• Action item:
Pull every line of the entries that has the word "mnemonic".

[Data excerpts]
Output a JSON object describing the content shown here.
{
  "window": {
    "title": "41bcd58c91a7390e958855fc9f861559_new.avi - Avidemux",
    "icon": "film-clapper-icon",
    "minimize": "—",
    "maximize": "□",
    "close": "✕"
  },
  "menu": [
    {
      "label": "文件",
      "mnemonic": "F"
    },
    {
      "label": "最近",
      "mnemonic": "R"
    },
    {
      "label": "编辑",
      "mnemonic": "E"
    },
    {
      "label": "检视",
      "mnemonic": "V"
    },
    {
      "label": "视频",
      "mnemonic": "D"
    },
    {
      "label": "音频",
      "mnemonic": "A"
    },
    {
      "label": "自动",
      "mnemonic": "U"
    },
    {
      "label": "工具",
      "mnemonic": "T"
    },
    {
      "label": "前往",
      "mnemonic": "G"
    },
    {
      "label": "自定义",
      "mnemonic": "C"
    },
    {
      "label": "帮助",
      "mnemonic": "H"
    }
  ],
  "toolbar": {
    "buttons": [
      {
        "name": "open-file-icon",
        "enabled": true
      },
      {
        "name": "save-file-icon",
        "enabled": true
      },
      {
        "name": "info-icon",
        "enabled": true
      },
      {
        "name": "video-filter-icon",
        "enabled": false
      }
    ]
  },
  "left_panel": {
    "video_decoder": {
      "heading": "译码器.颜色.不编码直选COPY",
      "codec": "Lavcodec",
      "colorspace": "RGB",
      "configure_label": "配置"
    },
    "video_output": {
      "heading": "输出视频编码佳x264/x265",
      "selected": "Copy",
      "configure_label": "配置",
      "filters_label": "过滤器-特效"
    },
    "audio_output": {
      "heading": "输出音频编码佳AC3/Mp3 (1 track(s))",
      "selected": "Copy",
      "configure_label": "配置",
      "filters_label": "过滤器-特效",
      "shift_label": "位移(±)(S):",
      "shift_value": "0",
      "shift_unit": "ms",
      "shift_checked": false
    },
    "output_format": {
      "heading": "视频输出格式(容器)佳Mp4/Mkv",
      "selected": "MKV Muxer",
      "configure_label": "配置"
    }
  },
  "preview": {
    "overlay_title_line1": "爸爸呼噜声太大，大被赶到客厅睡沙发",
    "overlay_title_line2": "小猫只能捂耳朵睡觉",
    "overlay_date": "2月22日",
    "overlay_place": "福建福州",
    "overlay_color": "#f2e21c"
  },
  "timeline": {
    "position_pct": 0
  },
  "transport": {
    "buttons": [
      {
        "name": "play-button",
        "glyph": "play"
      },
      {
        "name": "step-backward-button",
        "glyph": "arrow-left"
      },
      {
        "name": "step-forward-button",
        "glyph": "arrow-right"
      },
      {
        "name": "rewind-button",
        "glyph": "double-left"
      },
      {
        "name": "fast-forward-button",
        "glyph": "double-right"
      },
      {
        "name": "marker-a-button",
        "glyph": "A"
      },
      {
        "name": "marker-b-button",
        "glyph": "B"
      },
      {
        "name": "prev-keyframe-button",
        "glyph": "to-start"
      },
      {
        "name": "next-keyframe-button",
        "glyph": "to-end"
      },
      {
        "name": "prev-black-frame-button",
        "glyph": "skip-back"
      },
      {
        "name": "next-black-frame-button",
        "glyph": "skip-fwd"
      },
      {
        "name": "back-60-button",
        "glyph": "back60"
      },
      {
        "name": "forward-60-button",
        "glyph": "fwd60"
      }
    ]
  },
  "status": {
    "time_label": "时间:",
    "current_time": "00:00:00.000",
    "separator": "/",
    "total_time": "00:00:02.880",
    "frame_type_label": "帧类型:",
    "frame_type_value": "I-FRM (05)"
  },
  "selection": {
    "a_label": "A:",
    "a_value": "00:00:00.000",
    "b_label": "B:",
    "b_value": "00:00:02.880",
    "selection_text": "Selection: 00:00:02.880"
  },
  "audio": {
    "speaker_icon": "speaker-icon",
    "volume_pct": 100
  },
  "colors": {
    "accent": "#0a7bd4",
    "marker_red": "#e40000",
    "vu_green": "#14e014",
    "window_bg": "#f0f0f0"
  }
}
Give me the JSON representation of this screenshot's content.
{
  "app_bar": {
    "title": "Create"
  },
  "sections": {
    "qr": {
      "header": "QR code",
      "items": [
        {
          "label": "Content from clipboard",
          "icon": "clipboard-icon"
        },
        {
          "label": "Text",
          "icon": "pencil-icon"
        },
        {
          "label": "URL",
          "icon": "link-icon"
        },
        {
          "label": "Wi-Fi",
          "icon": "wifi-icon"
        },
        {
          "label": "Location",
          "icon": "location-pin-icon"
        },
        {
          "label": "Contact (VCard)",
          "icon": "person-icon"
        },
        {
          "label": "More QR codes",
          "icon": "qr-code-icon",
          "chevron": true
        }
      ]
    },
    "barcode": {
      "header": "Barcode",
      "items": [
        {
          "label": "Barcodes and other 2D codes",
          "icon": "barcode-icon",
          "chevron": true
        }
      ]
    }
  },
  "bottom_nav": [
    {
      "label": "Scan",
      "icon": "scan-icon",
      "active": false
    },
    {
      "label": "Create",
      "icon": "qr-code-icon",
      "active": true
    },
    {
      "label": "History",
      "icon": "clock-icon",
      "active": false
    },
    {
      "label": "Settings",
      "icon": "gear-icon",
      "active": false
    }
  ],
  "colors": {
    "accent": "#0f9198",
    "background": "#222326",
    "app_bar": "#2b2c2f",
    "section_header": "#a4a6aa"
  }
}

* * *

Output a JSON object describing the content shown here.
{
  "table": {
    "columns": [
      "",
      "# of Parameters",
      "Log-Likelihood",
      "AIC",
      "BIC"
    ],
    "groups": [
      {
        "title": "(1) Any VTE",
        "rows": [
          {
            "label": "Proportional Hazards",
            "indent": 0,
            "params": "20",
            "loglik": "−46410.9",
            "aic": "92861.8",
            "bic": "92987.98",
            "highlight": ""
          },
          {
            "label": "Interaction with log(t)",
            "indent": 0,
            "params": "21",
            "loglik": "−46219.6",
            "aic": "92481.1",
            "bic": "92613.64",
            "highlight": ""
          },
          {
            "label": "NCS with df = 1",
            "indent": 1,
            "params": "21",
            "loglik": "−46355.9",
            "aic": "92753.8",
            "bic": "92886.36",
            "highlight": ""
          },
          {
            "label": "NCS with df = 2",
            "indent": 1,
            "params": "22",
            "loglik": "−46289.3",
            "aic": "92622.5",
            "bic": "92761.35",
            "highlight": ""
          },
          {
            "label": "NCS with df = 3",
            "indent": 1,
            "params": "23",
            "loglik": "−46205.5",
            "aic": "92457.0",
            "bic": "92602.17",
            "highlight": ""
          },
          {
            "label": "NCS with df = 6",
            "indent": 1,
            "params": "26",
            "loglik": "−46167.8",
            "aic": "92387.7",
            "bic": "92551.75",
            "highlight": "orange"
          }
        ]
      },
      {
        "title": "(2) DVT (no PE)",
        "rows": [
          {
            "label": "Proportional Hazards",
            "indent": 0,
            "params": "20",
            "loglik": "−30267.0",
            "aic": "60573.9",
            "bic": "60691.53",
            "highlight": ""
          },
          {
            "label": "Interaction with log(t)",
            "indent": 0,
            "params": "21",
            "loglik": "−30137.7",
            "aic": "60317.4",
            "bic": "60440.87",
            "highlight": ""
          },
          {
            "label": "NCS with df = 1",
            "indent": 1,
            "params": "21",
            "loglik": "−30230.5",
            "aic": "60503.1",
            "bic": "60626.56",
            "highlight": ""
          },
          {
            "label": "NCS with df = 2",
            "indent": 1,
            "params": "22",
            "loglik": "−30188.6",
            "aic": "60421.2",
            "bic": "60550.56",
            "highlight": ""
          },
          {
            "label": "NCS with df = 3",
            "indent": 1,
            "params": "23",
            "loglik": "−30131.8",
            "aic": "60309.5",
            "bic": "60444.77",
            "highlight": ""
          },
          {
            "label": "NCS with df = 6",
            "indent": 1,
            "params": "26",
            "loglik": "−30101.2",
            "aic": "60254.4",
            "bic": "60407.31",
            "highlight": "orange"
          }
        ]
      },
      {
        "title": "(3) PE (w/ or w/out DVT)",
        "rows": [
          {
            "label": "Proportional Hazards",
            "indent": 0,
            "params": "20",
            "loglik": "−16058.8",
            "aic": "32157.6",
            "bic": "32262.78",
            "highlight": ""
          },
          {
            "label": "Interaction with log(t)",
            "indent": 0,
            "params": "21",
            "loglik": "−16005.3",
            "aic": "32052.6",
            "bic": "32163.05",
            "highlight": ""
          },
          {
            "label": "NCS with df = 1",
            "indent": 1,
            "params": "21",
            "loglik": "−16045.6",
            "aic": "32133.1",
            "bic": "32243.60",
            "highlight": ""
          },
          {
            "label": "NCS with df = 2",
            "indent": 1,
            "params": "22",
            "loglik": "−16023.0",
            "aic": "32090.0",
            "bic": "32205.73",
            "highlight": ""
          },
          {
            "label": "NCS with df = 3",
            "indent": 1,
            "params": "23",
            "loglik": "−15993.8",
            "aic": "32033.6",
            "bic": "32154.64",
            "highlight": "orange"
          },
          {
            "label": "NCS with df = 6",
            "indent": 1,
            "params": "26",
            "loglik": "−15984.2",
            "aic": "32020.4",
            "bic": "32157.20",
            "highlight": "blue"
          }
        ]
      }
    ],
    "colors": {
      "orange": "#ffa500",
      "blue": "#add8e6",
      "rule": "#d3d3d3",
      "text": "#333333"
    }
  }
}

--

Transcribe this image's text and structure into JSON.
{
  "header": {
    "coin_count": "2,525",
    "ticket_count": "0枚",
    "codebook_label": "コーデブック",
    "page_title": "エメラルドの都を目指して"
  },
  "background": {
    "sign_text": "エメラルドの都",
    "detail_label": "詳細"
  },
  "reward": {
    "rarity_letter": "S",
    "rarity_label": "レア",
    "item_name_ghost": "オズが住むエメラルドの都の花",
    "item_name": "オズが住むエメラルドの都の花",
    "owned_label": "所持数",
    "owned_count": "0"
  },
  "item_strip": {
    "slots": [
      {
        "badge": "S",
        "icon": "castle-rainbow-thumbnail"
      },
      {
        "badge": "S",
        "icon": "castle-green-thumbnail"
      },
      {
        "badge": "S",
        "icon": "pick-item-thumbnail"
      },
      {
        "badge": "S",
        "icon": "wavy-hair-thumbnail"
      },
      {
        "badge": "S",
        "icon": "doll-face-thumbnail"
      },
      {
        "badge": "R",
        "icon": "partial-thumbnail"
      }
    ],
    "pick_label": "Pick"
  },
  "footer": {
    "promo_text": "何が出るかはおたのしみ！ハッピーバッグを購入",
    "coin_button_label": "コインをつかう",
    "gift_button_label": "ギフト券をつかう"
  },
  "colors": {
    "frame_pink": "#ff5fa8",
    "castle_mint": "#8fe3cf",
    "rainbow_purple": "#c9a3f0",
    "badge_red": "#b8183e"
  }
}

• Result of this exercise:
      "mnemonic": "F"
      "mnemonic": "R"
      "mnemonic": "E"
      "mnemonic": "V"
      "mnemonic": "D"
      "mnemonic": "A"
      "mnemonic": "U"
      "mnemonic": "T"
      "mnemonic": "G"
      "mnemonic": "C"
      "mnemonic": "H"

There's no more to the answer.